Weekend brings high heat advisory
Although the official start of the summer season isn’t until next week, Alabama will see record-pushing temperatures this weekend.
Temperatures are expected to reach the mid to upper 90s with the heat index as high as 109 degrees in some advisory areas. A heat advisory has been issued for Pike County and surrounding areas until 9 p.m. Sunday.
Capt. Curtis Shaver of the Troy Fire Department encouraged people remain indoors during the weekend and avoid strenuous physical activities if at all possible. However, with the Dixie Boys and Dixie Junior Boys State Tournament being held at the Sportsplex over the weekend, some might find that a difficult task.
“First thing is you have to drink plenty of water and keep yourself hydrated,” Shaver said. “Stay away from caffeine and stay away from alcohol, anything that will dehydrate you more. You have to limit your physical activity outside to the cooler times of the day trying to concentrate most of your time to the evenings and mornings, reducing your time out in the heat.”
Common sense is key to dealing with high temperatures and an even higher heat index, Shaver said. Drinking water and being aware of how you are feeling in the heat could be the difference between overheating and not.
“If anyone feels the effects of heat exhaustion or heat stroke, call 911,” Shaver said. “It is a true medical emergency, and they need medical care.”

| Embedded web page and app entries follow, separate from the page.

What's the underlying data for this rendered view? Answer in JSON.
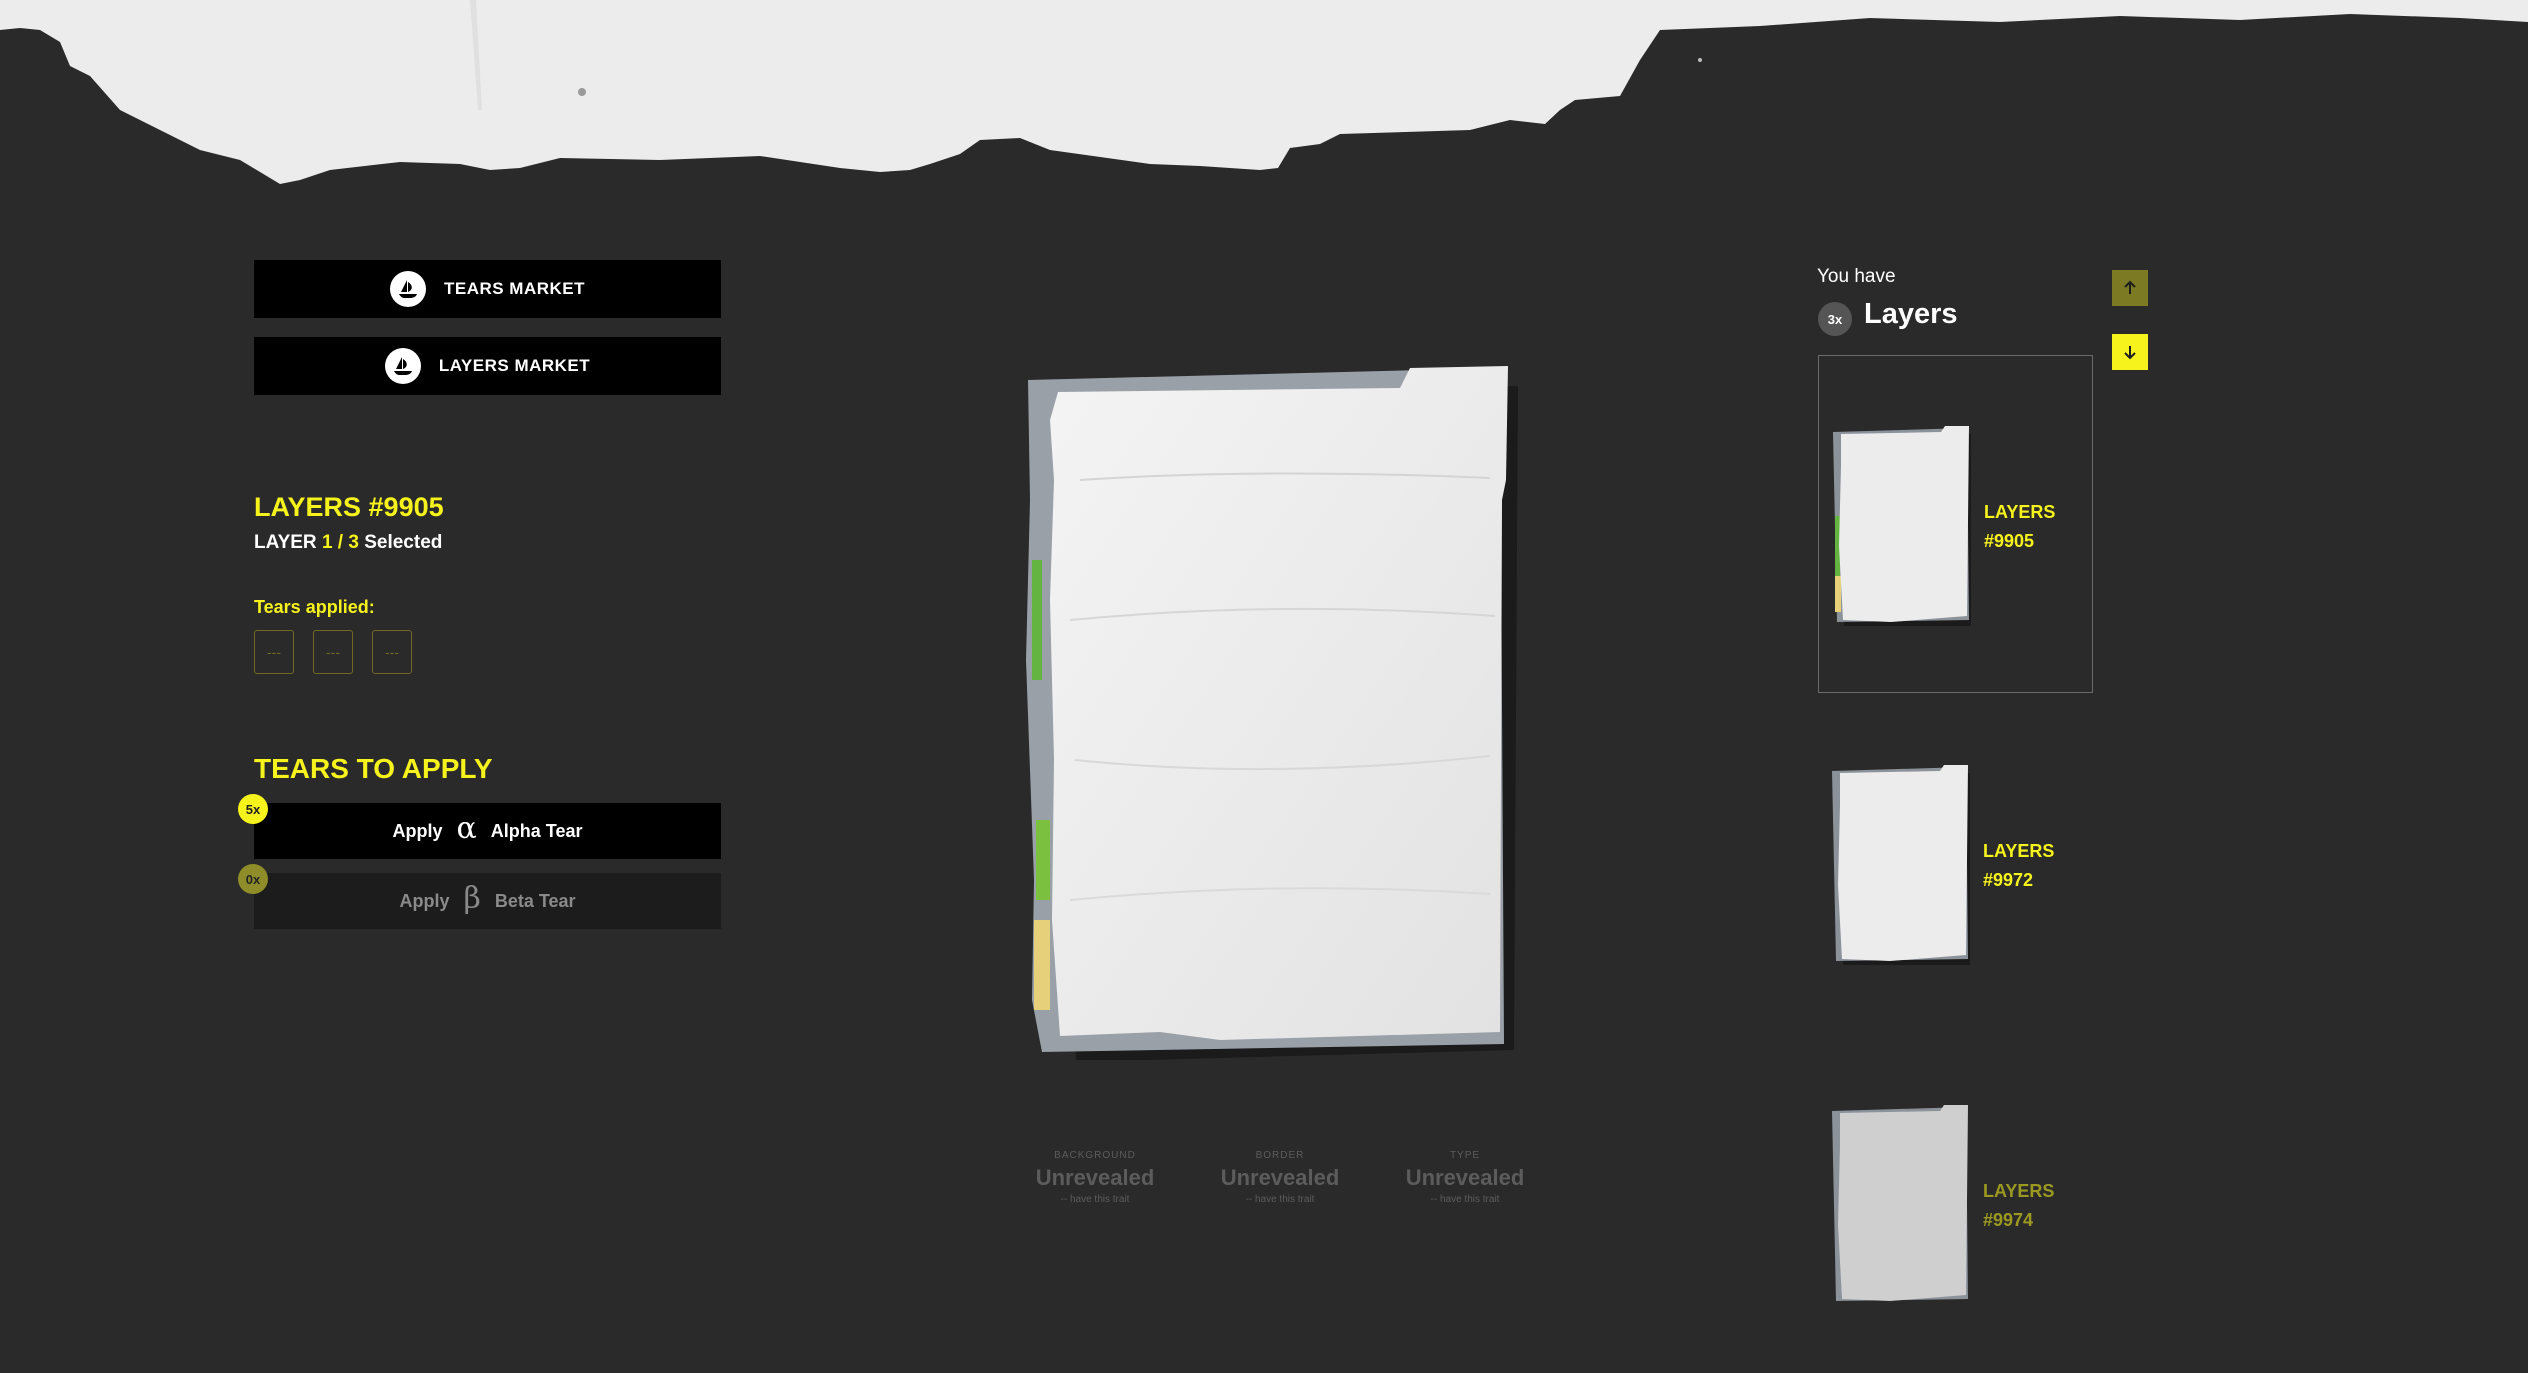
{
  "header": {
    "decor": "torn-paper-banner"
  },
  "markets": [
    {
      "label": "TEARS MARKET",
      "icon": "opensea-icon"
    },
    {
      "label": "LAYERS MARKET",
      "icon": "opensea-icon"
    }
  ],
  "layer": {
    "title": "LAYERS #9905",
    "prefix": "LAYER",
    "current": "1",
    "sep": "/",
    "total": "3",
    "suffix": "Selected"
  },
  "tears_applied": {
    "label": "Tears applied:",
    "slots": [
      "---",
      "---",
      "---"
    ]
  },
  "tears_to_apply": {
    "title": "TEARS TO APPLY",
    "alpha": {
      "count": "5x",
      "apply": "Apply",
      "glyph": "α",
      "name": "Alpha Tear"
    },
    "beta": {
      "count": "0x",
      "apply": "Apply",
      "glyph": "β",
      "name": "Beta Tear"
    }
  },
  "traits": [
    {
      "label": "BACKGROUND",
      "value": "Unrevealed",
      "note": "-- have this trait"
    },
    {
      "label": "BORDER",
      "value": "Unrevealed",
      "note": "-- have this trait"
    },
    {
      "label": "TYPE",
      "value": "Unrevealed",
      "note": "-- have this trait"
    }
  ],
  "collection": {
    "you_have": "You have",
    "count": "3x",
    "title": "Layers",
    "items": [
      {
        "line1": "LAYERS",
        "line2": "#9905",
        "selected": true
      },
      {
        "line1": "LAYERS",
        "line2": "#9972",
        "selected": false
      },
      {
        "line1": "LAYERS",
        "line2": "#9974",
        "selected": false
      }
    ]
  },
  "colors": {
    "accent": "#f6f21b",
    "background": "#2a2a2a",
    "button": "#000000",
    "paper": "#ebebeb"
  }
}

Knowing the signs of heat exhaustion is also key, Shaver said.
“Heat exhaustion is going to be basically when you start getting to the point where you’re overheating,” Shaver said. “Heat exhaustion you will still sweat, but you’re starting to get lethargic. You could be a little confused at that time. A heat stroke is to the point where you actually quit sweating. You basically have dehydrated yourself to the point where your body no longer has floods to give off to help cool your body off. You’ll start having lower blood pressure because you’ll have less blood volume circulating in your body and you also don’t have the fluids to secrete though our pores to cool your body. It’s a double-edged sword once you get to that point.”
If individuals should start to suffer heat stroke or heat exhaustion, Shaver said quick action is key. “You can go to a point where your body has gone too far and you can’t recover from it. Place wet towels around your neck, anywhere with high blood flow. With actual, you really just want cool water, not ice water. You don’t want to shock your body right away.”
Shaver said the fire department would have medics on call at the Sportsplex should players or fans overheat. He encouraged both the athletes and the fans to prepare for the heat.
“It would probably be good if you went and bought cool packs or extra towels you can wet to try and fight it off and cool your body off as much as possible,” Shaver said.